Letter: Academic integrity
To the editor:
We read with interest Art Hall’s assertion that his professional communications with the Koch Brothers should not be made public. A main argument is that if these communications were divulged, such an action would, somehow, interfere with his academic freedom. As the state’s principal champion of academic freedom, the state of Kansas Conference of the American Association of University Professors regularly defends this quintessential principle.
One thing is clear here: This issue is NOT about academic freedom, rather accountability and scholarly integrity. As a public servant, Hall and all scholars in publicly funded institutions have a duty to be open and transparent to both the people and the wider academic community. We find it reprehensible that Hall would seek to hide his professional communications and use academic freedom as the justification. If a precedent is set which allows any public employee engaging in scholarly endeavors at a public institution to hide his/her professional communications with agents who are funding the work, then it can call into question all such research at so-funded institutions and thereby damage the reputation of the institution as a whole.

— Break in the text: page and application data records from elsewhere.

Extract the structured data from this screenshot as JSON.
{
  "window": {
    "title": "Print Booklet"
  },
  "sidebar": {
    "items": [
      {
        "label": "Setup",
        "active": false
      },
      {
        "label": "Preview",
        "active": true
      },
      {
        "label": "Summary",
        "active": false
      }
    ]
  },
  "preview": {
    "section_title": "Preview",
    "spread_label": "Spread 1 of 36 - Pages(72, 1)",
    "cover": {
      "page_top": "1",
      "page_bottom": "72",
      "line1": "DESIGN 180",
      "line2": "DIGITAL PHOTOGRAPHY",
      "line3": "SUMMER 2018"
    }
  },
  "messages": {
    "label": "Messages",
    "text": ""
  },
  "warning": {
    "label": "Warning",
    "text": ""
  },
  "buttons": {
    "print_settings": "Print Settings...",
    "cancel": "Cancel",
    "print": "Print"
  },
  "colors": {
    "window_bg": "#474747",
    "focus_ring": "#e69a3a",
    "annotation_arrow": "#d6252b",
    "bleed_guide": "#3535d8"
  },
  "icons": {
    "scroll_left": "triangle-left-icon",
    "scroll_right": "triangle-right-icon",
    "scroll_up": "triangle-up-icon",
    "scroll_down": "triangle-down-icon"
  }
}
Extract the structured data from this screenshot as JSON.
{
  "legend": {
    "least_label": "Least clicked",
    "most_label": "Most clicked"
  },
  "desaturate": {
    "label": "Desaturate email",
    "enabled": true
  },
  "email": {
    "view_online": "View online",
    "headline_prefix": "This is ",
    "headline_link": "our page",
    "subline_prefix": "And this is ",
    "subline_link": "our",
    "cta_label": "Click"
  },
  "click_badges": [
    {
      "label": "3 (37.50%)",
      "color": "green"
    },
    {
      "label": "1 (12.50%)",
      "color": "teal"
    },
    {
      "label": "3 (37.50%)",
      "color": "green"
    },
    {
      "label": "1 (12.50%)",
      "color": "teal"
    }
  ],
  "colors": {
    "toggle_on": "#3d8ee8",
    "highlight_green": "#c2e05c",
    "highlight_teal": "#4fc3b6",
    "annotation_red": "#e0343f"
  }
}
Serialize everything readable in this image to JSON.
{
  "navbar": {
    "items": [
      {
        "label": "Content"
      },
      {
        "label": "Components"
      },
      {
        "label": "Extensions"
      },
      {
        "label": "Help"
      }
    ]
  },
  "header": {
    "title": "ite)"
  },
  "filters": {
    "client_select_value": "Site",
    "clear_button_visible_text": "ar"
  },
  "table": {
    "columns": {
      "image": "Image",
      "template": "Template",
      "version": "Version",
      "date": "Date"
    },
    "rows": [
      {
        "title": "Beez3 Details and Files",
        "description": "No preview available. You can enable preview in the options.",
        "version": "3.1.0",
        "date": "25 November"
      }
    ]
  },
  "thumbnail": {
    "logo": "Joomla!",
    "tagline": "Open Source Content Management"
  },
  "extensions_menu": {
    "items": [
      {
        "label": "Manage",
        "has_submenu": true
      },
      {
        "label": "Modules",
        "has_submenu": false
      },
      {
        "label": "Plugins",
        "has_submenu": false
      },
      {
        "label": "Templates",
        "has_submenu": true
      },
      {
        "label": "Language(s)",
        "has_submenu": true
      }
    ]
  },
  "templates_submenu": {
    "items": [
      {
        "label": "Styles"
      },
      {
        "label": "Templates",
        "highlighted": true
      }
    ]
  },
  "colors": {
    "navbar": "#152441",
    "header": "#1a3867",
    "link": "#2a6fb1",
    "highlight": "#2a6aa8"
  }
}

As most know, the academic reputations of institutions across Kansas have suffered mightily in the wake of recent scandals as instructors are under threat of dismissal just for communicating opinions. However, a reputational threat which is just as serious comes if Kansas’ institutions are seen as nothing more than mouthpieces of private organizations and wealthy individuals operating with neither accountability nor public scrutiny.